One interesting point: I have a lot of vintage cookbooks, so I went looking in them to see if there was a ginger lemonade recipe from the past. I couldn’t find one. There are plenty of gingerbread or ginger cookie recipes, going back centuries, but nothing using fresh ginger. And then it hit me: it probably wasn’t available. Powdered ginger is easy to make and ship, but most ginger grows in exotic and distance places, and the fresh kind wouldn’t last over a long ocean voyage. So oddly enough, ginger lemonade seems to be a relatively modern recipe.

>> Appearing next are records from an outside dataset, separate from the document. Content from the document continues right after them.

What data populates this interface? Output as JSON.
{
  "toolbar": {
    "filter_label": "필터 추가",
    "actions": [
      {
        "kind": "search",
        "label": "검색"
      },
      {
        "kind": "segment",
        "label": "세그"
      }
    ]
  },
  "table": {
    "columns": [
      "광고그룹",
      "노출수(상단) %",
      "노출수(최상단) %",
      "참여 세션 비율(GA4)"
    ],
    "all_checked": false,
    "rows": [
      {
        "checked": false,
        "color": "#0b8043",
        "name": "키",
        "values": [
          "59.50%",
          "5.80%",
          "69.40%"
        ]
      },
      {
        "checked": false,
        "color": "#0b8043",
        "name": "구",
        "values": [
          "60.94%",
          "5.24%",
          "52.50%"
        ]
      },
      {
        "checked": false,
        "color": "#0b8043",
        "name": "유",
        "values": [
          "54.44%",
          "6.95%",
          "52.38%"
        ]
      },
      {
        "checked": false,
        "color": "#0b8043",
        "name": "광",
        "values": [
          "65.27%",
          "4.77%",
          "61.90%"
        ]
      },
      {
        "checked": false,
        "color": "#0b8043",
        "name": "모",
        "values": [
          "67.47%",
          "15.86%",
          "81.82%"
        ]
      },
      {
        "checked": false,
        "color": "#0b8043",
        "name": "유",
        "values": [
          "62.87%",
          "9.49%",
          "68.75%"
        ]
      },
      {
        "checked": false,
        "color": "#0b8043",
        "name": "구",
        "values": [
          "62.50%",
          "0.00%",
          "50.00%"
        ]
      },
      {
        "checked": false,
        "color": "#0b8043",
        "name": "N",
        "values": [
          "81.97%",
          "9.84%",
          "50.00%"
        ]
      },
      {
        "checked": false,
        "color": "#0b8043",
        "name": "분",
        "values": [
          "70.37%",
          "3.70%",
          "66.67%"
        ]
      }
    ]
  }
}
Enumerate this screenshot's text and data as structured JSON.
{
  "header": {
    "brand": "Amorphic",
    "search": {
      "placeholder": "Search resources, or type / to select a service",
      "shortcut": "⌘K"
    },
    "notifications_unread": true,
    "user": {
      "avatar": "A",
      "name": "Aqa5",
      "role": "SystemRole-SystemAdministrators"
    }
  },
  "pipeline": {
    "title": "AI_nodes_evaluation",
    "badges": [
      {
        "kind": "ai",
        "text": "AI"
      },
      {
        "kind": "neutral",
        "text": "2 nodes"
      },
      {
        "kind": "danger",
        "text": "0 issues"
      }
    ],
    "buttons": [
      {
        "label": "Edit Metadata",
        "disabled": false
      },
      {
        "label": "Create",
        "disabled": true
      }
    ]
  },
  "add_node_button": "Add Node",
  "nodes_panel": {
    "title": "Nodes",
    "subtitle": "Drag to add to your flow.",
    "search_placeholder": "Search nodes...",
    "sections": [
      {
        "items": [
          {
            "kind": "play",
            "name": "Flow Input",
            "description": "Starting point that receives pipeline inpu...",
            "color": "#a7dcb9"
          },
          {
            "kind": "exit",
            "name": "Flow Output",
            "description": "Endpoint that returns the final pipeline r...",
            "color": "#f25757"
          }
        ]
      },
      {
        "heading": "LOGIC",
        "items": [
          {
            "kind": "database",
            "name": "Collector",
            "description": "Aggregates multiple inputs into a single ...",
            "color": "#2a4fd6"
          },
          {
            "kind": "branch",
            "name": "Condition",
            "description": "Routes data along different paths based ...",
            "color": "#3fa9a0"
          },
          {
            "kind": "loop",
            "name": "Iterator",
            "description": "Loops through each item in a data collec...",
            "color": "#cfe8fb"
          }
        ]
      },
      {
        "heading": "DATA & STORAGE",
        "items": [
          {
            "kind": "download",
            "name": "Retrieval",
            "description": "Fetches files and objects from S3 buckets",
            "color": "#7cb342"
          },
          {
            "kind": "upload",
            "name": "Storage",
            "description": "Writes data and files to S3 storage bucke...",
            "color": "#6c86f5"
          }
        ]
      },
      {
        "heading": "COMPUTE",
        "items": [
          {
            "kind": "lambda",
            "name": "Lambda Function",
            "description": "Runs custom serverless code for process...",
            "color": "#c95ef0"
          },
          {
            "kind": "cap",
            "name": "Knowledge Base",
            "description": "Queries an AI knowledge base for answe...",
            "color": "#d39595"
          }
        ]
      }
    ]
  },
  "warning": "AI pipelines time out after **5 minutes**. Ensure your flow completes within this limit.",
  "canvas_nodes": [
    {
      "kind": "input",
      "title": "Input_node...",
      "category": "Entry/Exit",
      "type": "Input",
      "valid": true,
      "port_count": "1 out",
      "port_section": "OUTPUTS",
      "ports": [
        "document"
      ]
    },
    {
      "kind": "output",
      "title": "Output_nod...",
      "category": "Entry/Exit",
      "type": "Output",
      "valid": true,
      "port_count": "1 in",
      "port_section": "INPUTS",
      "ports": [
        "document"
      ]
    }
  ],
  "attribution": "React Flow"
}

A note to my readers: I will be attending the Malice Domestic mystery conference in Maryland for a few days, along with many of my writer friends. If I don't respond to your comments immediately, that's my excuse! But I will read them when I return, I promise!

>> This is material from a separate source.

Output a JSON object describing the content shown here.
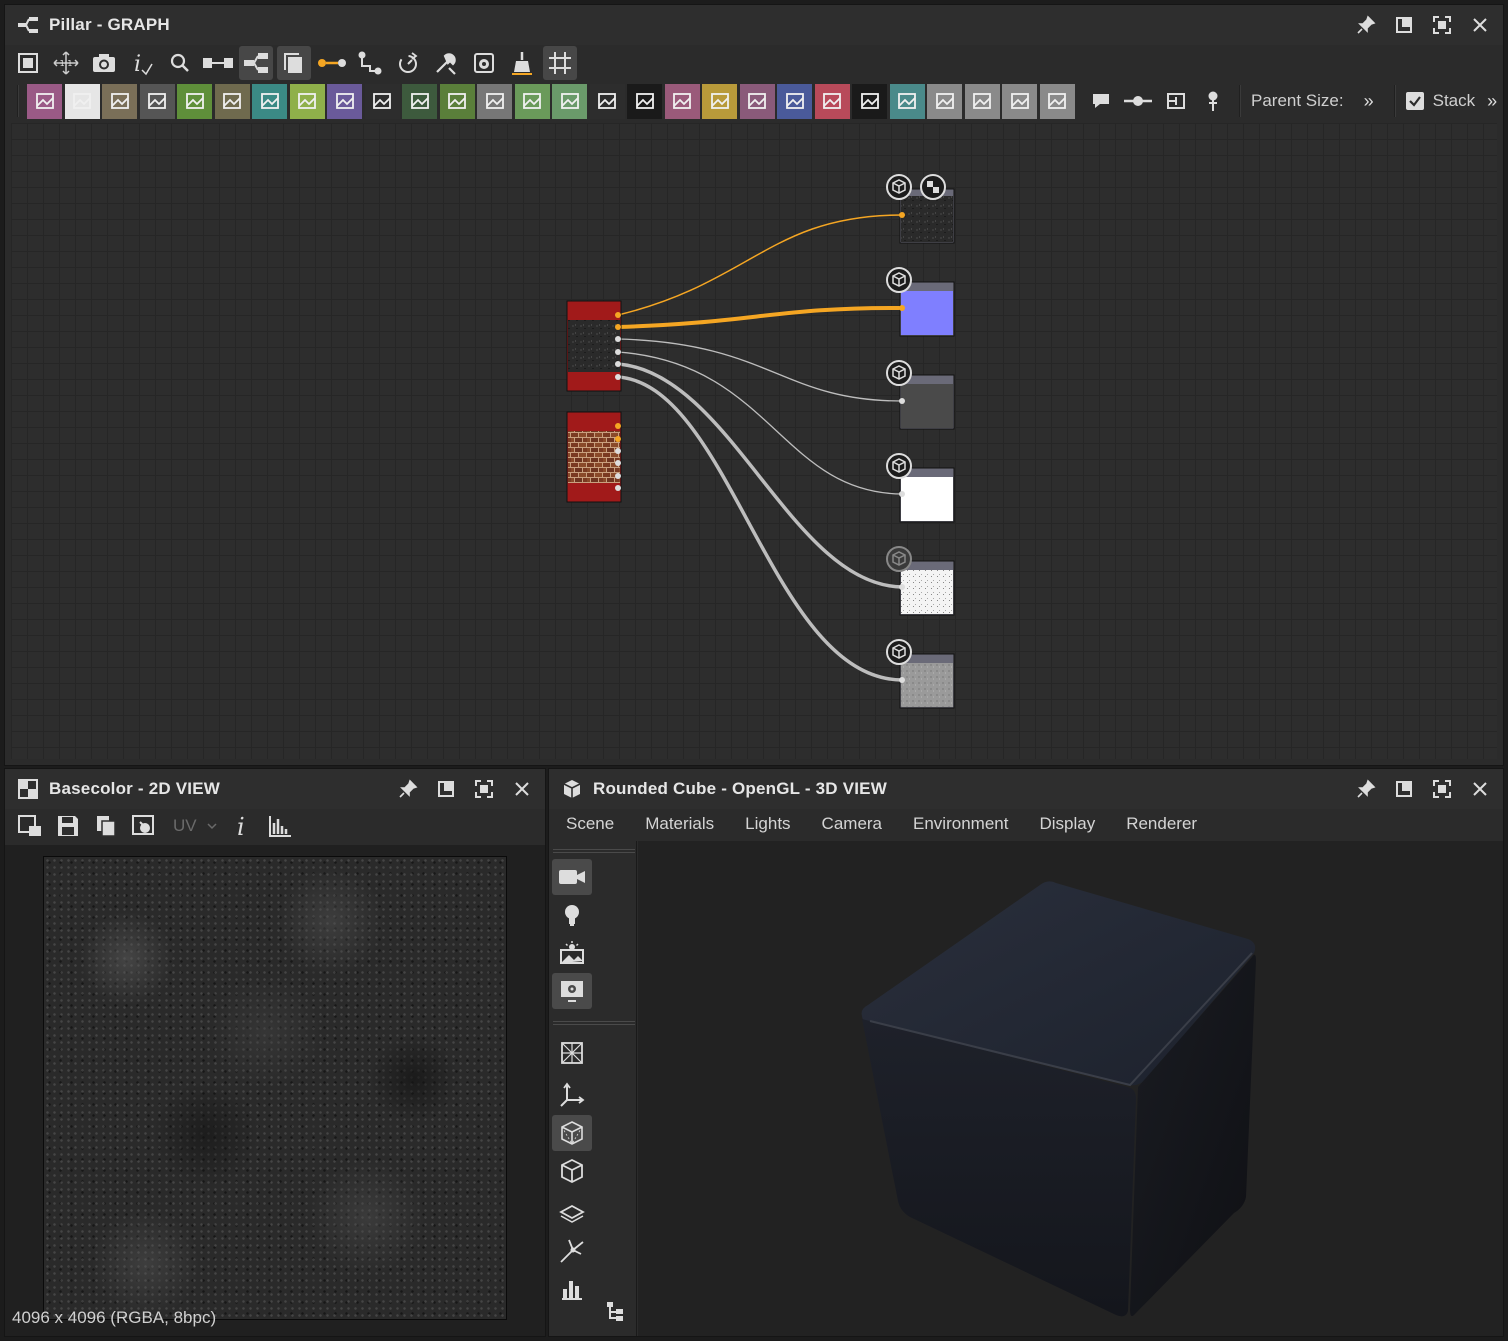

And if you're looking for summer reading and it's hot, try my County Cork series--the weather is pleasantly cool there all summer. The most recent book, Cruel Winter, takes place during a snowstorm!

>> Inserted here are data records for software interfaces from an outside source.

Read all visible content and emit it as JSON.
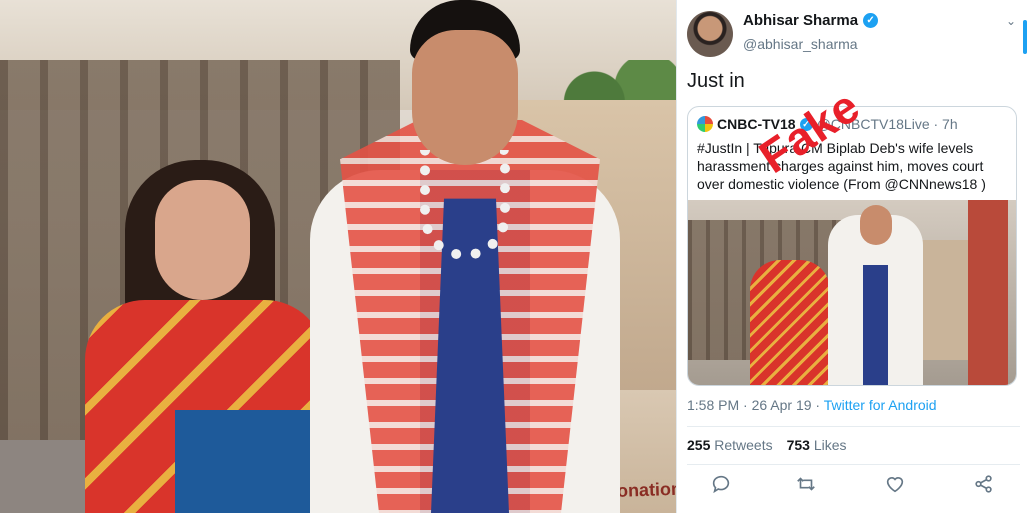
{
  "photo": {
    "donation_box_label": "Donation"
  },
  "tweet": {
    "author_name": "Abhisar Sharma",
    "author_handle": "@abhisar_sharma",
    "text": "Just in",
    "stamp": "Fake",
    "quoted": {
      "name": "CNBC-TV18",
      "handle_time": "@CNBCTV18Live · 7h",
      "text": "#JustIn | Tripura CM Biplab Deb's wife levels harassment charges against him, moves court over domestic violence (From @CNNnews18 )"
    },
    "timestamp": "1:58 PM · 26 Apr 19 · ",
    "client": "Twitter for Android",
    "retweets_count": "255",
    "retweets_label": "Retweets",
    "likes_count": "753",
    "likes_label": "Likes",
    "actions": [
      "reply-icon",
      "retweet-icon",
      "like-icon",
      "share-icon"
    ],
    "colors": {
      "accent": "#1da1f2",
      "stamp": "#e8202a"
    }
  }
}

Friday, March 10, 2017

Pear and Ginger Crumble

What, no cake? Well, it's still a dessert. One must be careful of withdrawal symptoms.

I found this recipe in a recent newspaper, and immediately I started tweaking. Hmm, pears and ginger—that sounds promising. Kinda early in the year for juicy fresh pears, but whatever—there are plenty of pears in the market. I like ginger. I have plenty.

The original recipe called for chopped nuts. I'm not wild about nuts, and I didn't like the combination of nuts suggested with the pear and other flavors. Axe the nuts. I swapped in candied ginger, which I do like. Adds an interesting texture to the crumble on top.

The suggested oven setting of 375 degrees seemed a little high—the top gets brown long before the pears get soft. I cut it down to 350 degrees and baked it longer.

Pear-Ginger Crumble

Preheat the oven to 350 degrees. Butter a 9-inch-square baking pan (or any pan which would hold the same amount—a ten-inch round pan would do).

Crumb Topping

1/2 cup flour
1/3 cup granulated sugar
1/3 cup firmly packed light brown sugar
1/4 tsp salt
Pinch of ground nutmeg
5 Tblsp unsalted butter, melted
1/2 cup candied ginger, chopped into 1/4-inch bits

In a bowl, whisk the flour, granulated and brown sugars, salt, and nutmeg to blend them. Add the butter and stir with a fork until the mixture resembles crumbs. Add the diced ginger and toss to combine.

Pear Filling

6 pears (enough to make about 
five cups of filling), peeled, quartered,
cored and cut into 1/2-inch chunks
1/4 cup orange juice
2 Tblsp lemon juice
2 Tblsp honey
1 Tblsp grated fresh ginger

In a bowl, combine the pears, orange and lemon juices, honey, and ginger and toss. Spoon the mixture into the prepared pan. Sprinkle with the crumbs.

Bake for 50-60 minutes or until the crumbs are golden brown and the pears are tender. Set the pan on a wire rack to cool. Serve warm with ice cream or whipped cream.

Sure and it's not Saint Paddy's day yet, but here at MLK we'll be havin' a guest on the day next week, and my book's comin' out on Tuesday next, so I'd better be offerin' the giveaway to yiz now. Tell me what's your favorite Irish dish in a comment (with your email, más é do thoil é--that'd be "please") and I'll be drawing the name of the lucky winner out of a hat!

"Move over, Agatha Christie: a pub owner in County Cork fancies herself a young Miss Marple... A fine read in the classic style."
Kirkus Reviews

Snow is a rarity in Maura Donovan's small village in County Cork, Ireland, so she wasn't sure what to expect when a major snowstorm rolled in around Sullivan's Pub. But now she's stranded in a bar full of patrons—and a suspected killer in a long-ago murder.

Maura's been in Ireland less than a year and hasn't heard about the decades-old unsolved crime that took place nearby, let alone the infamous suspect, Diane Caldwell. But the locals have, and they're not happy to be trapped with her. Diane, meanwhile, seeks to set the record straight, asserting her innocence after all this time. And since no one is going anywhere in the storm, Maura encourages Diane to share her side of the story, which she'd never had a chance to do in court.

Over the next few hours, the informal court in Sullivan's reviews the facts and theories about the case—and comes to some surprising conclusions. But is it enough to convince the police to take a new look at an old case?

Find it at Amazon and Barnes and Noble.